Did you know melanoma diagnoses reach up to 82 per cent above the national average in parts of Queensland? With numbers like these, it is important to take skin cancer seriously and debunk some common myths about skin cancer and sunscreen so we can be better informed about our skin health and cancer risk.  

MYTH #1: Melanoma only grows in existing moles.

FALSE. Skin cancer more often develops “de novo” or in newly appearing lesions on the body.

MYTH #2: Melanoma is the only deadly skin cancer.

FALSE. Squamous cell carcinoma (which is far more common than melanoma) and other forms of skin cancer can be fatal as well.

MYTH #3: Darker skin doesn’t require sunscreen.

FALSE. Everyone needs to wear sunscreen whenever UV levels are 3 or above because skin cancer grows on all skin types.

MYTH #4: Only sun-exposed areas of the body are at risk of skin cancer.

FALSE. Skin cancer can grow anywhere on the body, including under your fingernails, on the soles of your feet, inside your mouth and genitals, and anywhere else on your skin.

MYTH #5: Sunscreen causes cancer.

FALSE. Sunscreen helps to protect your skin cells from becoming damaged and cancerous during exposure to UV radiation.

MYTH #6: Sunscreen isn’t required when wearing makeup.

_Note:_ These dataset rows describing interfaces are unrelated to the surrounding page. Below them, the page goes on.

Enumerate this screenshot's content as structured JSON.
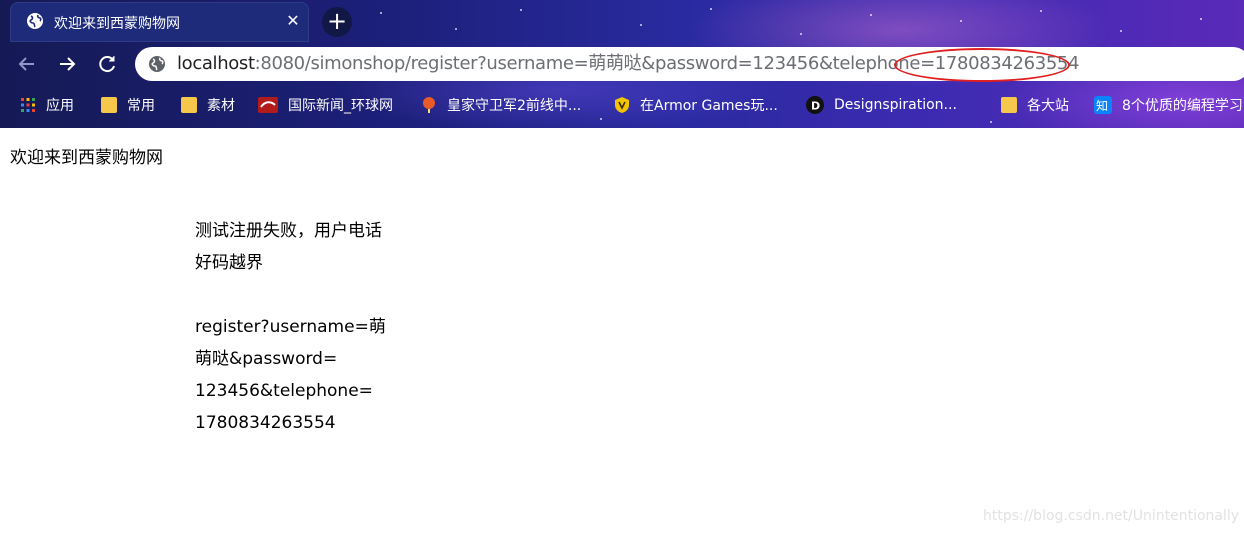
{
  "tab": {
    "title": "欢迎来到西蒙购物网",
    "close_label": "✕",
    "new_tab_label": "+"
  },
  "address_bar": {
    "host": "localhost",
    "rest": ":8080/simonshop/register?username=萌萌哒&password=123456&telephone=1780834263554"
  },
  "bookmarks": [
    {
      "label": "应用",
      "icon": "apps-grid-icon"
    },
    {
      "label": "常用",
      "icon": "folder-icon"
    },
    {
      "label": "素材",
      "icon": "folder-icon"
    },
    {
      "label": "国际新闻_环球网",
      "icon": "huanqiu-icon"
    },
    {
      "label": "皇家守卫军2前线中...",
      "icon": "balloon-icon"
    },
    {
      "label": "在Armor Games玩...",
      "icon": "armor-shield-icon"
    },
    {
      "label": "Designspiration...",
      "icon": "designspiration-icon"
    },
    {
      "label": "各大站",
      "icon": "folder-icon"
    },
    {
      "label": "8个优质的编程学习",
      "icon": "zhihu-icon"
    }
  ],
  "page": {
    "heading": "欢迎来到西蒙购物网",
    "message_lines": [
      "测试注册失败，用户电话",
      "好码越界"
    ],
    "url_lines": [
      "register?username=萌",
      "萌哒&password=",
      "123456&telephone=",
      "1780834263554"
    ]
  },
  "watermark": "https://blog.csdn.net/Unintentionally",
  "colors": {
    "highlight_oval": "#e02020",
    "folder": "#f5c84c"
  }
}
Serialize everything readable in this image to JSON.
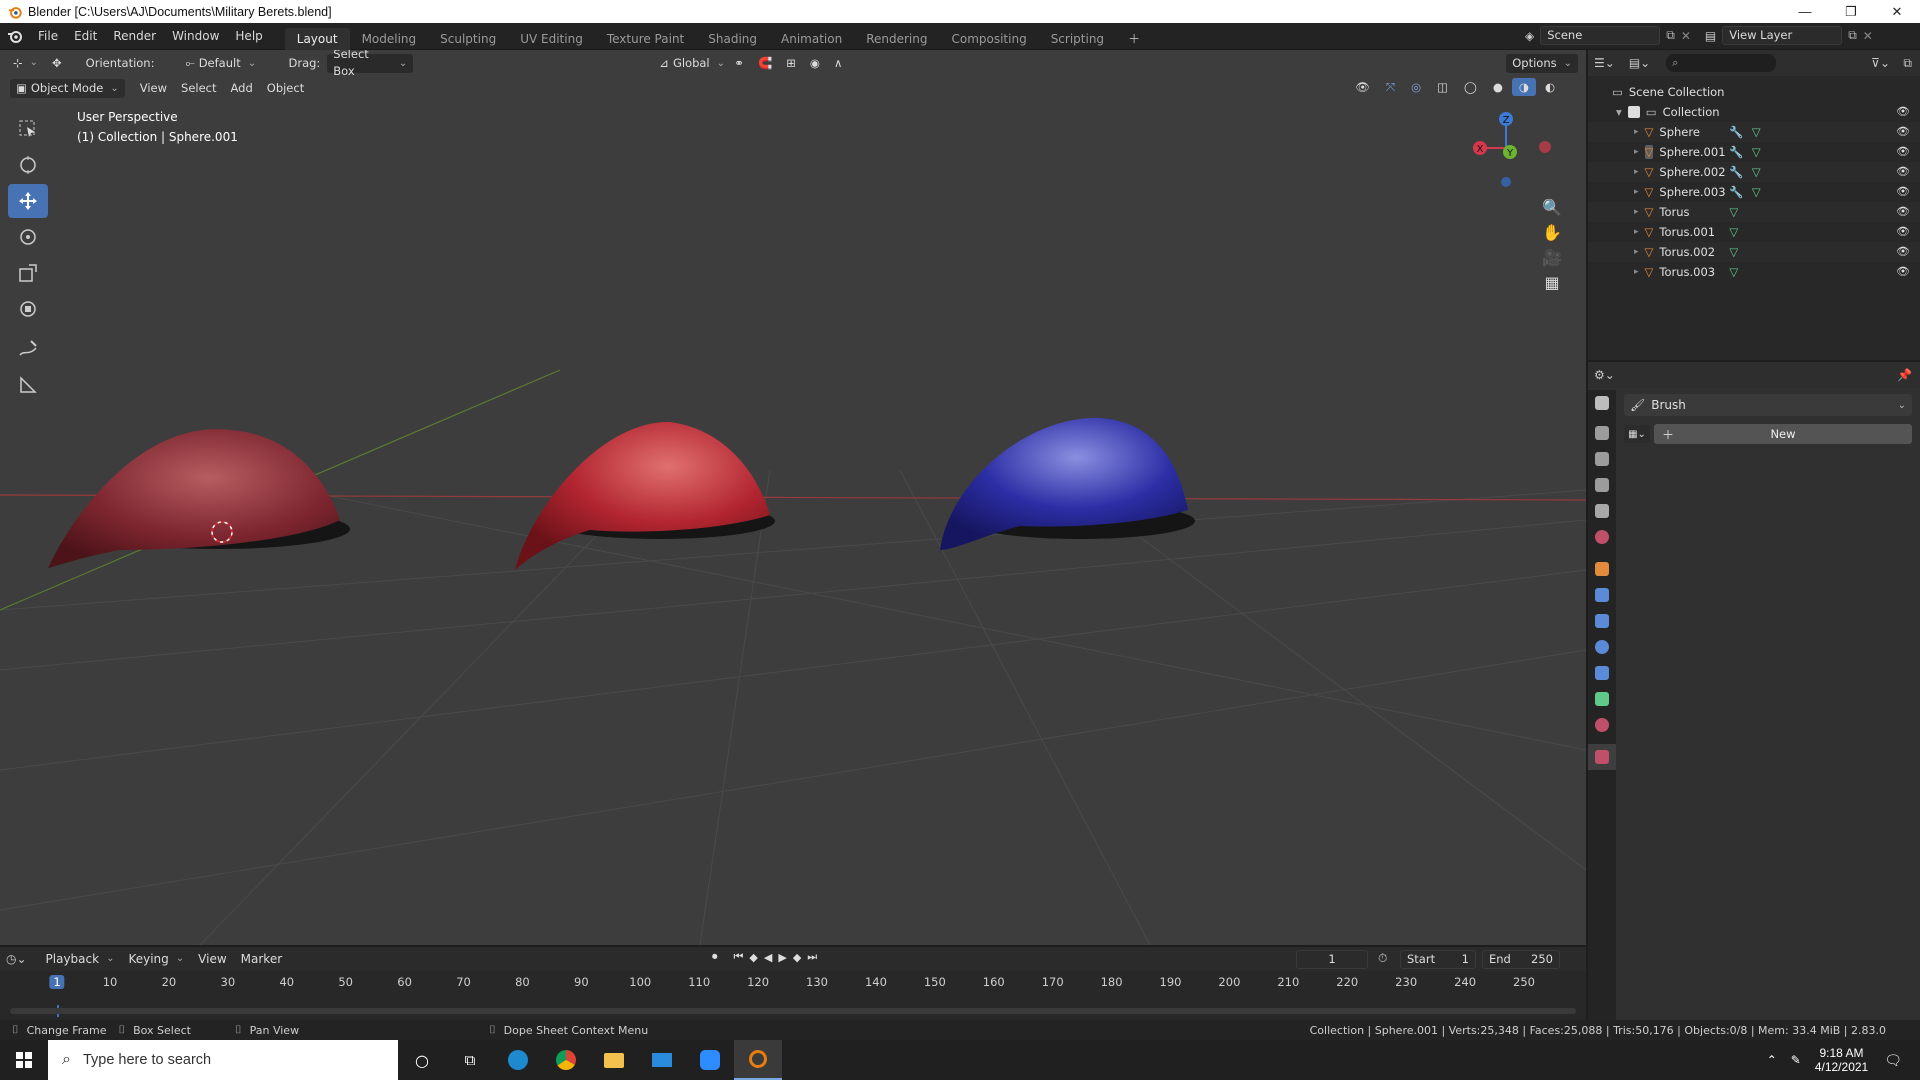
{
  "window": {
    "title": "Blender [C:\\Users\\AJ\\Documents\\Military Berets.blend]"
  },
  "menu": [
    "File",
    "Edit",
    "Render",
    "Window",
    "Help"
  ],
  "workspaces": [
    {
      "label": "Layout",
      "active": true
    },
    {
      "label": "Modeling"
    },
    {
      "label": "Sculpting"
    },
    {
      "label": "UV Editing"
    },
    {
      "label": "Texture Paint"
    },
    {
      "label": "Shading"
    },
    {
      "label": "Animation"
    },
    {
      "label": "Rendering"
    },
    {
      "label": "Compositing"
    },
    {
      "label": "Scripting"
    }
  ],
  "scene": {
    "name": "Scene",
    "view_layer": "View Layer"
  },
  "tool_settings": {
    "orientation_label": "Orientation:",
    "orientation_value": "Default",
    "drag_label": "Drag:",
    "drag_value": "Select Box",
    "transform_orientation": "Global",
    "options_label": "Options"
  },
  "viewport_header": {
    "mode": "Object Mode",
    "view": "View",
    "select": "Select",
    "add": "Add",
    "object": "Object"
  },
  "viewport_overlay": {
    "perspective": "User Perspective",
    "collection_info": "(1) Collection | Sphere.001"
  },
  "gizmo": {
    "z": "Z",
    "y": "Y",
    "x": "X"
  },
  "outliner": {
    "root": "Scene Collection",
    "collection": "Collection",
    "items": [
      {
        "name": "Sphere",
        "modifier": true
      },
      {
        "name": "Sphere.001",
        "modifier": true,
        "selected": true
      },
      {
        "name": "Sphere.002",
        "modifier": true
      },
      {
        "name": "Sphere.003",
        "modifier": true
      },
      {
        "name": "Torus",
        "modifier": false
      },
      {
        "name": "Torus.001",
        "modifier": false
      },
      {
        "name": "Torus.002",
        "modifier": false
      },
      {
        "name": "Torus.003",
        "modifier": false
      }
    ]
  },
  "properties": {
    "brush_label": "Brush",
    "new_button": "New"
  },
  "timeline": {
    "playback": "Playback",
    "keying": "Keying",
    "view": "View",
    "marker": "Marker",
    "current_frame": "1",
    "start_label": "Start",
    "start_value": "1",
    "end_label": "End",
    "end_value": "250",
    "ticks": [
      "1",
      "10",
      "20",
      "30",
      "40",
      "50",
      "60",
      "70",
      "80",
      "90",
      "100",
      "110",
      "120",
      "130",
      "140",
      "150",
      "160",
      "170",
      "180",
      "190",
      "200",
      "210",
      "220",
      "230",
      "240",
      "250"
    ]
  },
  "statusbar": {
    "change_frame": "Change Frame",
    "box_select": "Box Select",
    "pan_view": "Pan View",
    "context_menu": "Dope Sheet Context Menu",
    "stats": "Collection | Sphere.001 | Verts:25,348 | Faces:25,088 | Tris:50,176 | Objects:0/8 | Mem: 33.4 MiB | 2.83.0"
  },
  "taskbar": {
    "search_placeholder": "Type here to search",
    "time": "9:18 AM",
    "date": "4/12/2021"
  },
  "colors": {
    "accent": "#4772b3",
    "object_orange": "#e38b3c",
    "mesh_green": "#5fc98a"
  }
}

FALSE. Sunscreen is always required on areas of the body not covered by clothing whenever UV levels reach 3 or above. Makeup does not provide adequate sun protection, even if it is rated with a Sun Protection Factor (SPF). You need to wear sunscreen underneath your makeup every day.